Text-messaging corrupts all languages.
The OED defines "corrupt" as follows:
To destroy the purity of (a language), the correctness or original form of (a written passage, a word, etc.); to alter (language) for the worse as judged by the standard of the original.
One might have hoped for a rather more balanced assessment from The Economist.
This debate is not restricted to texting, of course. The same arguments have taken place, and continue to take place, about the corrupt effect that email is having on the quality of our communications with each other.
I remember around 10 years ago, when I was an ICT advisor (someone who advises people who teach information and communications technology (ICT)) in a London borough telling a group of teachers, in the presence of the Literacy Advisor of the borough, that although they had mastered the technical aspects of email, they were paying far too much attention to spelling and grammar and other niceties.

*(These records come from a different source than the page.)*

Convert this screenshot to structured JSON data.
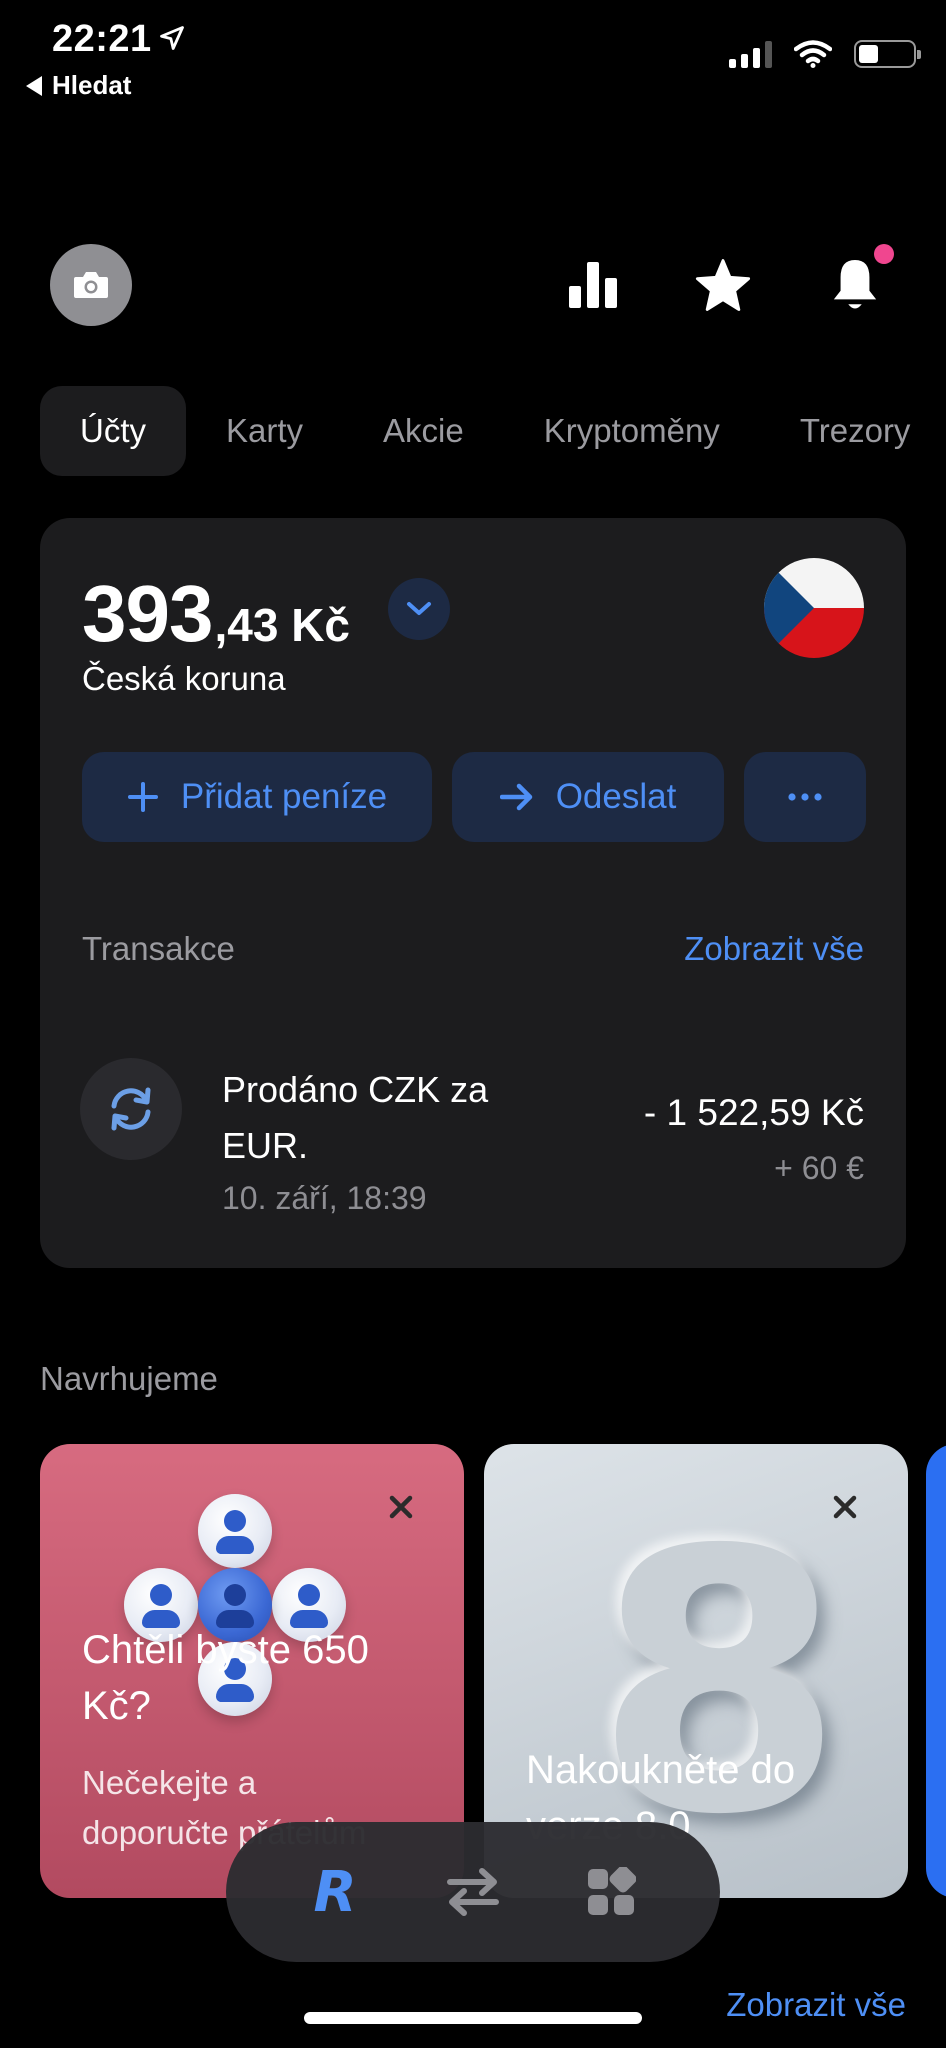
{
  "status_bar": {
    "time": "22:21",
    "back_label": "Hledat"
  },
  "tabs": [
    {
      "label": "Účty",
      "active": true
    },
    {
      "label": "Karty",
      "active": false
    },
    {
      "label": "Akcie",
      "active": false
    },
    {
      "label": "Kryptoměny",
      "active": false
    },
    {
      "label": "Trezory",
      "active": false
    }
  ],
  "account": {
    "balance_int": "393",
    "balance_rest": ",43 Kč",
    "currency_name": "Česká koruna",
    "actions": {
      "add": "Přidat peníze",
      "send": "Odeslat",
      "more": "···"
    }
  },
  "transactions": {
    "title": "Transakce",
    "view_all": "Zobrazit vše",
    "items": [
      {
        "name": "Prodáno CZK za EUR.",
        "date": "10. září, 18:39",
        "amount": "- 1 522,59 Kč",
        "sub_amount": "+ 60 €"
      }
    ]
  },
  "suggestions": {
    "title": "Navrhujeme",
    "cards": [
      {
        "title": "Chtěli byste 650 Kč?",
        "subtitle": "Nečekejte a doporučte přátelům"
      },
      {
        "title": "Nakoukněte do verze 8.0",
        "badge": "8"
      }
    ],
    "view_all": "Zobrazit vše"
  },
  "nav": {
    "home_glyph": "R"
  },
  "colors": {
    "accent": "#4e8ff5",
    "card_bg": "#1c1c1e",
    "notif_dot": "#f0468f"
  }
}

I was teasing, of course, just to see the look of horror on the Literacy Advisor's face (I was not disappointed). But look at this cartoon from around that period, or this one, or this one, which I actually used on an ICT Co-ordinators' training day (with permission).
Joking aside, I think the problem with arguing that texting is good or bad is that the arguments lack context, on the whole, and are framed in black and white terms. For me, the important issues are as follows:

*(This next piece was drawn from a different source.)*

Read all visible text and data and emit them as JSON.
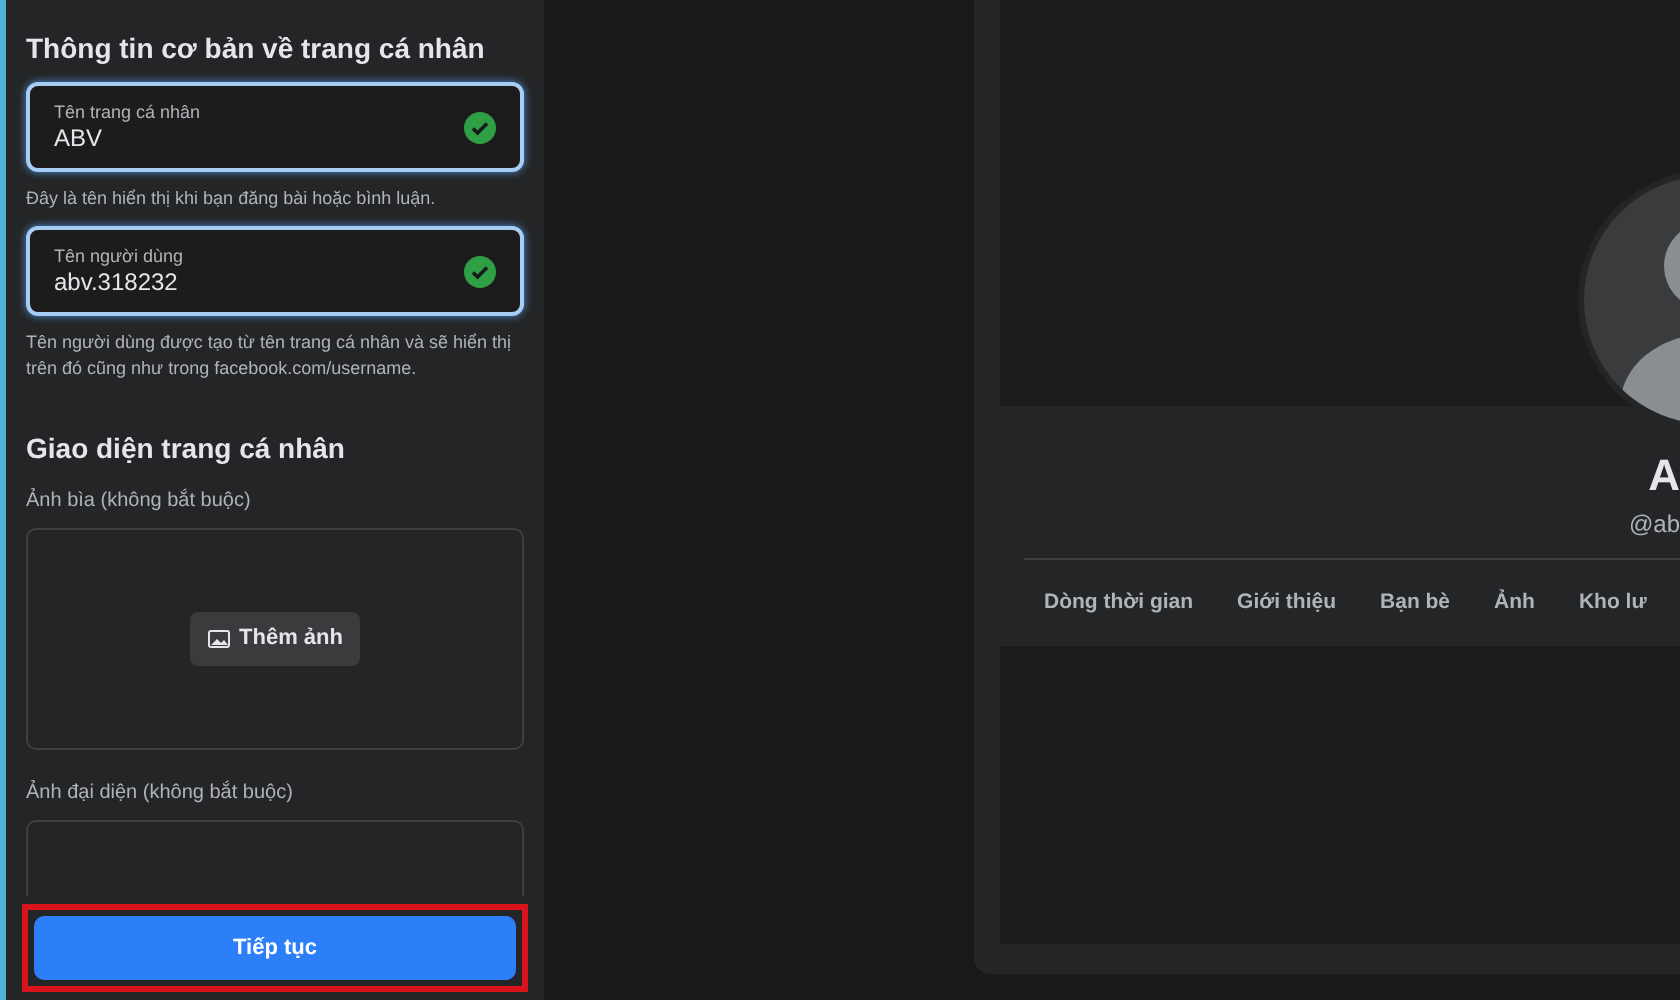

1. It is a fact that languages change over time. If you don't believe me, try reading Chaucer's The Canterbury Tales in its original form. Shakespeare is more accessible, but not entirely problem-free. Yet despite these changes, English is still a rich, vibrant language -- probably the more so because it has gone through so many changes.
2. Language changes over geography too. Oscar Wilde said:
We have really everything in common with America nowadays except, of course, language. (ODQ)
But civilisation hasn't collapsed as a result, and the different English-speaking countries manage to understand each other reasonably well, by and large.
3. I have not done any research into this area, but I should have thought that technology, and economics, have always affected language. You only have to look at the abbreviations used in telex addresses, or in telegrams, to realise that.
I think points 1 to 3 provide a backdrop for any discussion on such matters as whether texting is a good thing or not as far as young people's literacy is concerned. But the key issues are these:
4. Are young people aware of other styles of communication? I can't believe the answer would be anything other than "of course".
5. Are they able to select the most appropriate style of communication for the audience and the circumstances?
On that last point, I don't think the solution is necessarily to teach youngsters the "obvious" things like:
Don't apply for a job using texting language.
After all, if you were going for a job that involved communicating with young people by mobile phone, I'd suggest that writing a letter of application in texting language would stand you in pretty good stead. I believe that the important thing is that people need to be aware of the different styles of language and their varying levels of formality, and to be able to make an informed and appropriate choice about which one to use.
Going back to the 13 year-old describing her summer vacation, given that the real audience for such a mundane piece of work would probably be her friends, writing it in texting language seems to me to be completely appropriate from that point of view. Where she "failed" was in not recognising that, in order to demonstrate her writing ability to her teacher, she needed to use a form of expression that her teacher would understand.
As for the title of this piece, it means:
See? I told you so, didn't I? Texting isn't so bad after all, unless you are French.
I used the texting translator to help me compose it.
And here's a lighthearted guide to texting language:
This article was originally published on 26th May 2008. It has recently been cited in Shannon Gladieux’s excellent article, How will the next generation read and write?, which looks at how texting developed, and the cultural value of such adaptations.